[Records drawn from a dataset]
---------------
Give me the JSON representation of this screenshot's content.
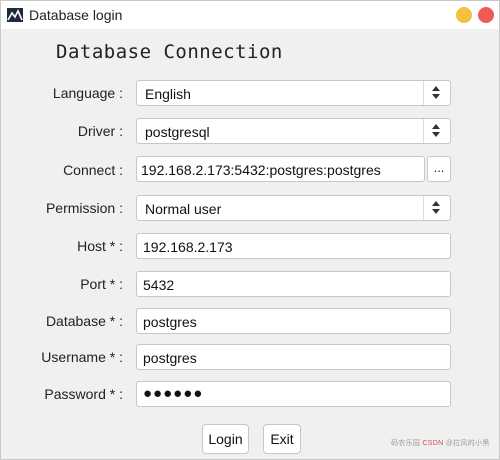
{
  "window": {
    "title": "Database login",
    "heading": "Database Connection"
  },
  "form": {
    "language": {
      "label": "Language :",
      "value": "English"
    },
    "driver": {
      "label": "Driver :",
      "value": "postgresql"
    },
    "connect": {
      "label": "Connect :",
      "value": "192.168.2.173:5432:postgres:postgres",
      "browse_label": "..."
    },
    "permission": {
      "label": "Permission :",
      "value": "Normal user"
    },
    "host": {
      "label": "Host * :",
      "value": "192.168.2.173"
    },
    "port": {
      "label": "Port * :",
      "value": "5432"
    },
    "database": {
      "label": "Database * :",
      "value": "postgres"
    },
    "username": {
      "label": "Username * :",
      "value": "postgres"
    },
    "password": {
      "label": "Password * :",
      "value": "●●●●●●"
    }
  },
  "buttons": {
    "login": "Login",
    "exit": "Exit"
  },
  "colors": {
    "minimize": "#f2c13e",
    "close": "#f05a55",
    "window_bg": "#f0f0f0"
  },
  "icons": {
    "app": "mountain-chart-icon",
    "spin": "up-down-arrows-icon"
  },
  "watermark": {
    "text_a": "码农乐园",
    "text_b": "CSDN",
    "text_c": "@拉风的小黑"
  }
}
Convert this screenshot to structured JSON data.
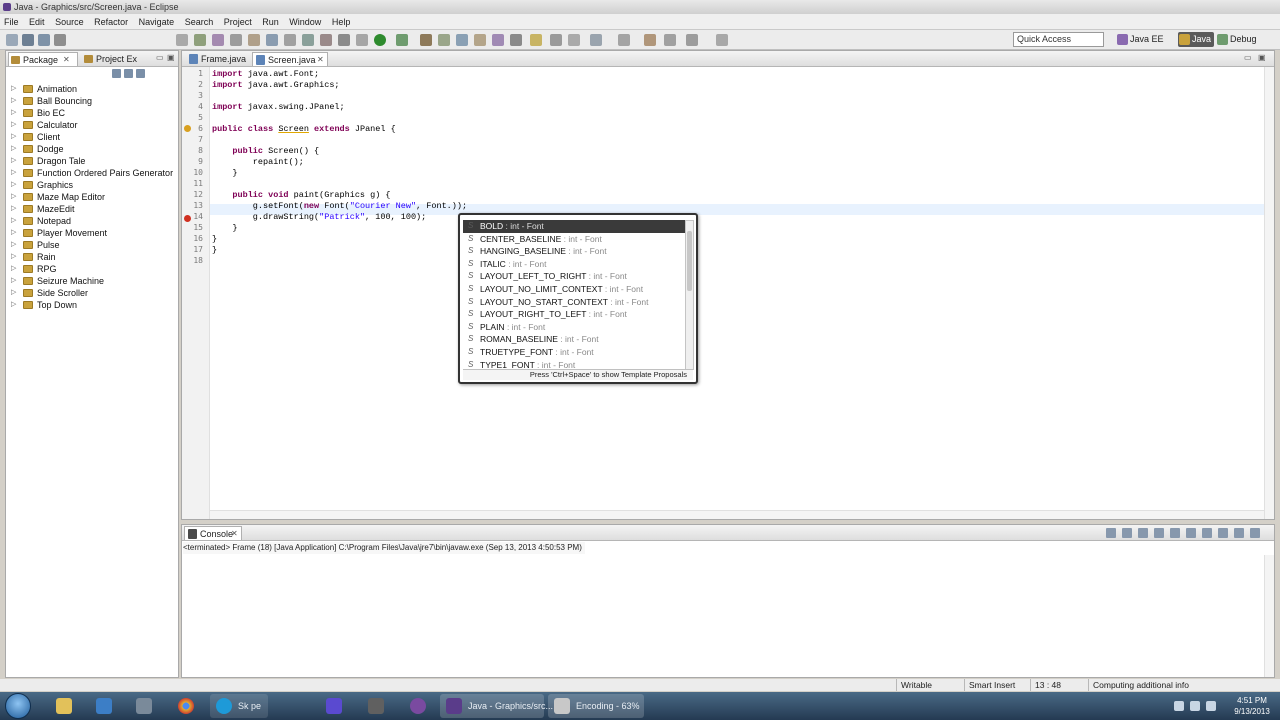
{
  "window": {
    "title": "Java - Graphics/src/Screen.java - Eclipse"
  },
  "menu": [
    "File",
    "Edit",
    "Source",
    "Refactor",
    "Navigate",
    "Search",
    "Project",
    "Run",
    "Window",
    "Help"
  ],
  "toolbar": {
    "quick_access": "Quick Access",
    "perspectives": [
      "Java EE",
      "Java",
      "Debug"
    ]
  },
  "left_panel": {
    "tabs": [
      "Package",
      "Project Ex"
    ],
    "projects": [
      "Animation",
      "Ball Bouncing",
      "Bio EC",
      "Calculator",
      "Client",
      "Dodge",
      "Dragon Tale",
      "Function Ordered Pairs Generator",
      "Graphics",
      "Maze Map Editor",
      "MazeEdit",
      "Notepad",
      "Player Movement",
      "Pulse",
      "Rain",
      "RPG",
      "Seizure Machine",
      "Side Scroller",
      "Top Down"
    ]
  },
  "editor": {
    "tabs": [
      "Frame.java",
      "Screen.java"
    ],
    "line_numbers": [
      "1",
      "2",
      "3",
      "4",
      "5",
      "6",
      "7",
      "8",
      "9",
      "10",
      "11",
      "12",
      "13",
      "14",
      "15",
      "16",
      "17",
      "18"
    ]
  },
  "autocomplete": {
    "items": [
      {
        "name": "BOLD",
        "type": " : int - Font"
      },
      {
        "name": "CENTER_BASELINE",
        "type": " : int - Font"
      },
      {
        "name": "HANGING_BASELINE",
        "type": " : int - Font"
      },
      {
        "name": "ITALIC",
        "type": " : int - Font"
      },
      {
        "name": "LAYOUT_LEFT_TO_RIGHT",
        "type": " : int - Font"
      },
      {
        "name": "LAYOUT_NO_LIMIT_CONTEXT",
        "type": " : int - Font"
      },
      {
        "name": "LAYOUT_NO_START_CONTEXT",
        "type": " : int - Font"
      },
      {
        "name": "LAYOUT_RIGHT_TO_LEFT",
        "type": " : int - Font"
      },
      {
        "name": "PLAIN",
        "type": " : int - Font"
      },
      {
        "name": "ROMAN_BASELINE",
        "type": " : int - Font"
      },
      {
        "name": "TRUETYPE_FONT",
        "type": " : int - Font"
      },
      {
        "name": "TYPE1_FONT",
        "type": " : int - Font"
      }
    ],
    "hint": "Press 'Ctrl+Space' to show Template Proposals"
  },
  "console": {
    "tab": "Console",
    "status": "<terminated> Frame (18) [Java Application] C:\\Program Files\\Java\\jre7\\bin\\javaw.exe (Sep 13, 2013 4:50:53 PM)"
  },
  "statusbar": {
    "writable": "Writable",
    "insert_mode": "Smart Insert",
    "position": "13 : 48",
    "progress": "Computing additional info"
  },
  "taskbar": {
    "skype": "Sk pe",
    "eclipse": "Java - Graphics/src...",
    "encoding": "Encoding - 63%",
    "time": "4:51 PM",
    "date": "9/13/2013"
  },
  "colors": {
    "keyword": "#7f0055",
    "string": "#2a00ff",
    "selection": "#3a3a3a"
  }
}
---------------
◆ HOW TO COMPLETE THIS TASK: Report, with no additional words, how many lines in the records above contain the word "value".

◆ EXERCISE RESPONSE: 9